- [EXERCISE DESCRIPTION]: Determine how many lines below contain the word "icon", then write that number by itself.

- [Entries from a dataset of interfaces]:

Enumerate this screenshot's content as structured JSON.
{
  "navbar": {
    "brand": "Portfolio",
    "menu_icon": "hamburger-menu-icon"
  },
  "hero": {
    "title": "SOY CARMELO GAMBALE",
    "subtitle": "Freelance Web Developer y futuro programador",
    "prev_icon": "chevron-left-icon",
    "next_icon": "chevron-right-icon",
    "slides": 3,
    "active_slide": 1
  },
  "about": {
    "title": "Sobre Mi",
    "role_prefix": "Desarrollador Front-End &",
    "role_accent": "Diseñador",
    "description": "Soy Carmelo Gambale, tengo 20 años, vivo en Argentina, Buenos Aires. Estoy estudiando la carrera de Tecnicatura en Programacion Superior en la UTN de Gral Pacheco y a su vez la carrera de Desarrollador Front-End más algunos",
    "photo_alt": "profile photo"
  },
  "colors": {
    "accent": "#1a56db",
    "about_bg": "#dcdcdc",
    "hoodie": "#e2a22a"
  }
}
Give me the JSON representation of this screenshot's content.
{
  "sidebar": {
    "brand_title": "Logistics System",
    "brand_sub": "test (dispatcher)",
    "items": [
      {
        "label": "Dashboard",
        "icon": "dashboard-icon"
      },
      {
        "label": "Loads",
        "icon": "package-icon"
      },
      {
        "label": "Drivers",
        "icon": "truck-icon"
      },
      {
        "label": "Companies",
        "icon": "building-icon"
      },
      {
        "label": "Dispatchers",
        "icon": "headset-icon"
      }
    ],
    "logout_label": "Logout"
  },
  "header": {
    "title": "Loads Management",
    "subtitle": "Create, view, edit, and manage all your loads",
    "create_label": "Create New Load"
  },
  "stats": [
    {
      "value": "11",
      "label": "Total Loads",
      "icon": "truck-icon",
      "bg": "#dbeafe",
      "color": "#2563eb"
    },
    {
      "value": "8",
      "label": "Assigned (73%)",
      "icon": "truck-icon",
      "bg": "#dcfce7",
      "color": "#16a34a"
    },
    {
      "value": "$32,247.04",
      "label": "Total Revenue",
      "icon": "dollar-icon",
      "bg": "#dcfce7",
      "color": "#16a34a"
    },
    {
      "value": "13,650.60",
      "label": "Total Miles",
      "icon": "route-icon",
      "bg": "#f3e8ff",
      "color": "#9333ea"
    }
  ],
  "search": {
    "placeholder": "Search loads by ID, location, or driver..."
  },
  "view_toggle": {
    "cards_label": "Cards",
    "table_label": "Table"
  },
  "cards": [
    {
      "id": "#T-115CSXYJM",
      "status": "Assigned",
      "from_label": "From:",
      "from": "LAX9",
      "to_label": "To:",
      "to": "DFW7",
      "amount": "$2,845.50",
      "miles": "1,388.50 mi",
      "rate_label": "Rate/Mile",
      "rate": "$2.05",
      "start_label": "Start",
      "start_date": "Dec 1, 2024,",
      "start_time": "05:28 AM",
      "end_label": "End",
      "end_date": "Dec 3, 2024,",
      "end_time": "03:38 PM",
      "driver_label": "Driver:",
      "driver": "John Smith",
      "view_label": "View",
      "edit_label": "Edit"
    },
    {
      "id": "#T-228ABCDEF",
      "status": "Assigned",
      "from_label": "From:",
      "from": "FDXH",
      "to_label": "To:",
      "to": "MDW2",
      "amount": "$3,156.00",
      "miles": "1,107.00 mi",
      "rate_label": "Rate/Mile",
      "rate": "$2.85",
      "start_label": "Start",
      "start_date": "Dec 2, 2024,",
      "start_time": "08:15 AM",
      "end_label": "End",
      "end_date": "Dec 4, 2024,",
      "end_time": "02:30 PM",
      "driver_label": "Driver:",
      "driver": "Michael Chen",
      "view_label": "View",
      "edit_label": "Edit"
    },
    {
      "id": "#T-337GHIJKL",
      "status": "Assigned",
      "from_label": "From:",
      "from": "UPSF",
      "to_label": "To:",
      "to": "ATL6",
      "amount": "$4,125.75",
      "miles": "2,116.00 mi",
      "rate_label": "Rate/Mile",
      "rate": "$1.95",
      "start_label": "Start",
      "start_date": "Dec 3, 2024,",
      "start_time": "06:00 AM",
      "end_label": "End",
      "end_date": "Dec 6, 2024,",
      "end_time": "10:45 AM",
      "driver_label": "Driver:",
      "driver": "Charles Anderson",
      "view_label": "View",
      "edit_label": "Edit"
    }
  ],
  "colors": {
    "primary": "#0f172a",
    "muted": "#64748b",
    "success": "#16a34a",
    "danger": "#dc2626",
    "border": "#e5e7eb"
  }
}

- [EXERCISE SOLUTION]: 12